Cyprus has various problems when it comes to carrying out projects, such as the unforgivable bureaucracy. In recent years there has been another big issue in the execution of public tenders for infrastructure projects and others.
Each government tries to promote infrastructure projects that help both the wider economy and various communities or districts.
The tenders are opened by the state, authorities decide who will be the successful bidder and suddenly another bidder who did not win the tender files an objection with the court, freezing the award until the case is heard, which takes at least tow to three years.
An example in hand concerns the traffic cameras, which were delayed by 10 years, and more recently the planned Paphos-Polis road.
Quite rightly the communities expected to benefit from projects protest against the objection to the tender process and in the meantime construction costs rise, while the tourism and development sectors lose money. In one case, the affected communities requested that the project be assigned to the winning contractor and if the complainant wins in court the state should pay them any compensation due.
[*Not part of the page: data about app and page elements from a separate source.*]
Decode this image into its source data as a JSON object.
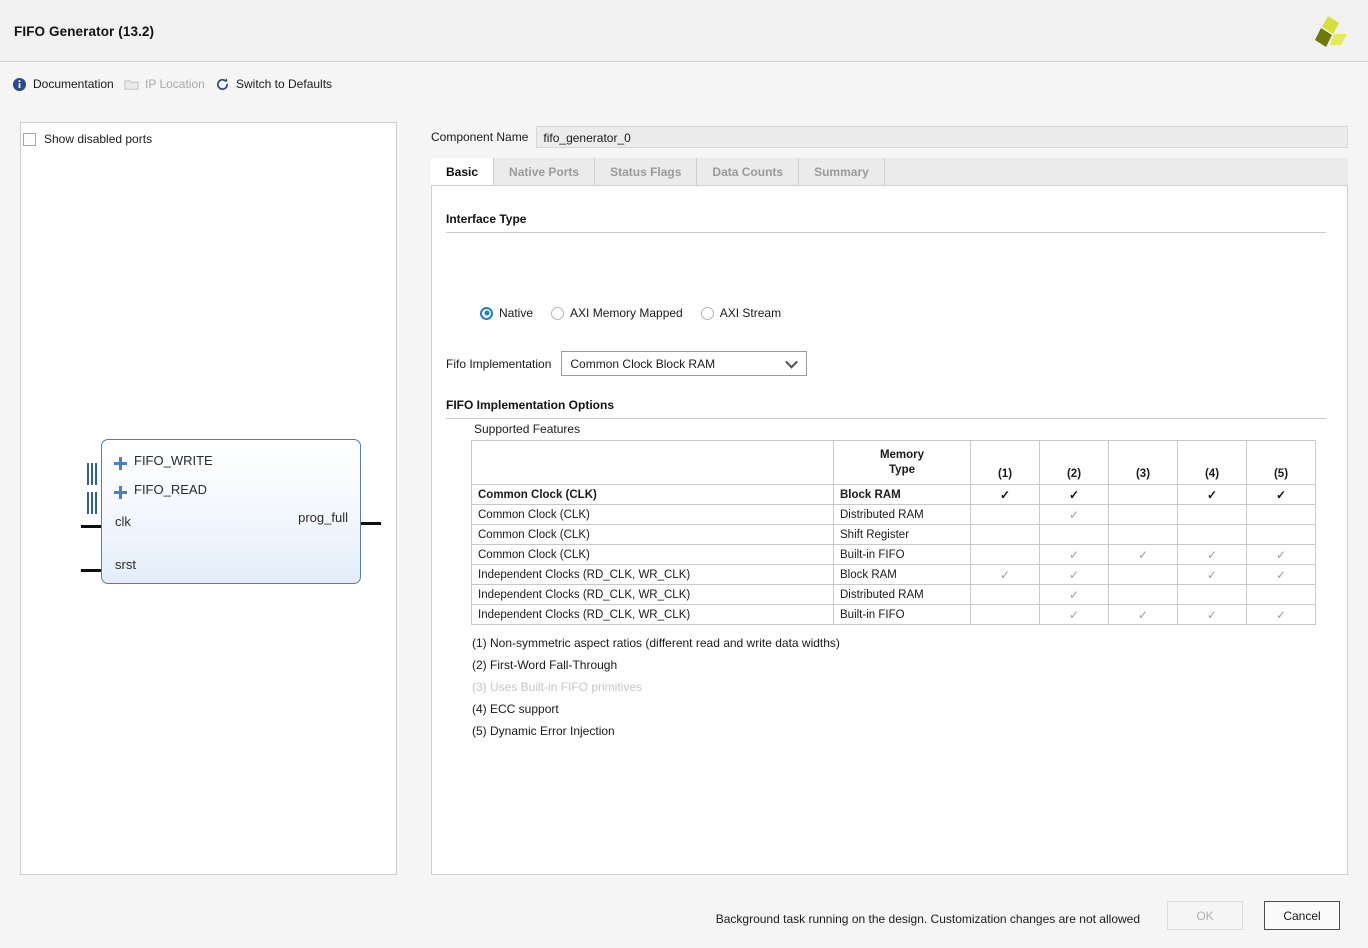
{
  "window": {
    "title": "FIFO Generator (13.2)",
    "logo_icon": "xilinx-tri-blade-logo"
  },
  "toolbar": {
    "items": [
      {
        "label": "Documentation",
        "icon": "info-circle-icon",
        "disabled": false
      },
      {
        "label": "IP Location",
        "icon": "folder-icon",
        "disabled": true
      },
      {
        "label": "Switch to Defaults",
        "icon": "refresh-icon",
        "disabled": false
      }
    ]
  },
  "left_panel": {
    "show_disabled_ports": {
      "label": "Show disabled ports",
      "checked": false
    },
    "symbol": {
      "buses": [
        {
          "label": "FIFO_WRITE",
          "expander": "plus-icon"
        },
        {
          "label": "FIFO_READ",
          "expander": "plus-icon"
        }
      ],
      "inputs": [
        "clk",
        "srst"
      ],
      "outputs": [
        "prog_full"
      ]
    }
  },
  "component_name": {
    "label": "Component Name",
    "value": "fifo_generator_0"
  },
  "tabs": [
    {
      "label": "Basic",
      "active": true
    },
    {
      "label": "Native Ports",
      "active": false
    },
    {
      "label": "Status Flags",
      "active": false
    },
    {
      "label": "Data Counts",
      "active": false
    },
    {
      "label": "Summary",
      "active": false
    }
  ],
  "interface_type": {
    "heading": "Interface Type",
    "options": [
      {
        "label": "Native",
        "selected": true
      },
      {
        "label": "AXI Memory Mapped",
        "selected": false
      },
      {
        "label": "AXI Stream",
        "selected": false
      }
    ]
  },
  "fifo_implementation": {
    "label": "Fifo Implementation",
    "value": "Common Clock Block RAM",
    "chevron_icon": "chevron-down-icon"
  },
  "implementation_options": {
    "heading": "FIFO Implementation Options",
    "table_label": "Supported Features",
    "columns": [
      "",
      "Memory Type",
      "(1)",
      "(2)",
      "(3)",
      "(4)",
      "(5)"
    ],
    "memory_type_head_line1": "Memory",
    "memory_type_head_line2": "Type",
    "check_glyph": "✓",
    "rows": [
      {
        "feature": "Common Clock (CLK)",
        "memory_type": "Block RAM",
        "marks": [
          true,
          true,
          false,
          true,
          true
        ],
        "active": true
      },
      {
        "feature": "Common Clock (CLK)",
        "memory_type": "Distributed RAM",
        "marks": [
          false,
          true,
          false,
          false,
          false
        ],
        "active": false
      },
      {
        "feature": "Common Clock (CLK)",
        "memory_type": "Shift Register",
        "marks": [
          false,
          false,
          false,
          false,
          false
        ],
        "active": false
      },
      {
        "feature": "Common Clock (CLK)",
        "memory_type": "Built-in FIFO",
        "marks": [
          false,
          true,
          true,
          true,
          true
        ],
        "active": false
      },
      {
        "feature": "Independent Clocks (RD_CLK, WR_CLK)",
        "memory_type": "Block RAM",
        "marks": [
          true,
          true,
          false,
          true,
          true
        ],
        "active": false
      },
      {
        "feature": "Independent Clocks (RD_CLK, WR_CLK)",
        "memory_type": "Distributed RAM",
        "marks": [
          false,
          true,
          false,
          false,
          false
        ],
        "active": false
      },
      {
        "feature": "Independent Clocks (RD_CLK, WR_CLK)",
        "memory_type": "Built-in FIFO",
        "marks": [
          false,
          true,
          true,
          true,
          true
        ],
        "active": false
      }
    ],
    "footnotes": [
      {
        "text": "(1) Non-symmetric aspect ratios (different read and write data widths)",
        "dim": false
      },
      {
        "text": "(2) First-Word Fall-Through",
        "dim": false
      },
      {
        "text": "(3) Uses Built-in FIFO primitives",
        "dim": true
      },
      {
        "text": "(4) ECC support",
        "dim": false
      },
      {
        "text": "(5) Dynamic Error Injection",
        "dim": false
      }
    ]
  },
  "footer": {
    "status": "Background task running on the design. Customization changes are not allowed",
    "ok_label": "OK",
    "ok_disabled": true,
    "cancel_label": "Cancel"
  },
  "colors": {
    "accent_blue": "#1f7fd4",
    "symbol_border": "#5b7da6",
    "logo_light": "#d6e03a",
    "logo_mid": "#c3cf22",
    "logo_dark": "#6e7a08",
    "disabled_text": "#a8a8a8"
  }
}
That is one way this matter could be handled, however the bidder who made the objection and took the matter to court will bear no costs, other than a few thousand euros in legal costs. So, what do they have to lose?
My view is that if the objecting contractor does not succeed in court, they should pay the cost of the delay, which may amount to several million euros, as compensation to the state for its unjustified objection. Therefore, anyone who has an objection must submit a bank guarantee guaranteeing the payment of compensation.
The problem does not only arise in infrastructure projects, but also in other more important ones.
We also have the various parties who submit objections based on environmental and other issues. The new road from Paphos airport to Paphos has been half completed for the last six years. Unless objections are fully justified, they should be costed and those who make them should bear the responsibility of compensating the state for the cost of the delay, even if the objections are made by government departments. Should the employees of the department not bear personal responsibility?
The same goes for the objections to the Tseriou Avenue project that were aimed to help the interests of certain shopkeepers. Who will be responsible for the delay of the project, especially when the EU funds for it have been lost?
A similar concern occurs in architectural competitions, where a specific budget is given, on the basis of which the tender is won, but then this amount is far exceeded. So, is the architect who won the competition not responsible, and why should they be awarded the work if they exceed the budgeted costs?
We must all be held responsible as without repercussions there is nothing to stop objections that end up costing the economy millions.
Antonis Loizou & Associates EPE – Real Estate Appraisers & Development Project Managers, www.aloizou.com.cy, [email protected]
The opinions expressed are solely the author’s and do not necessarily reflect those of the Cyprus Mail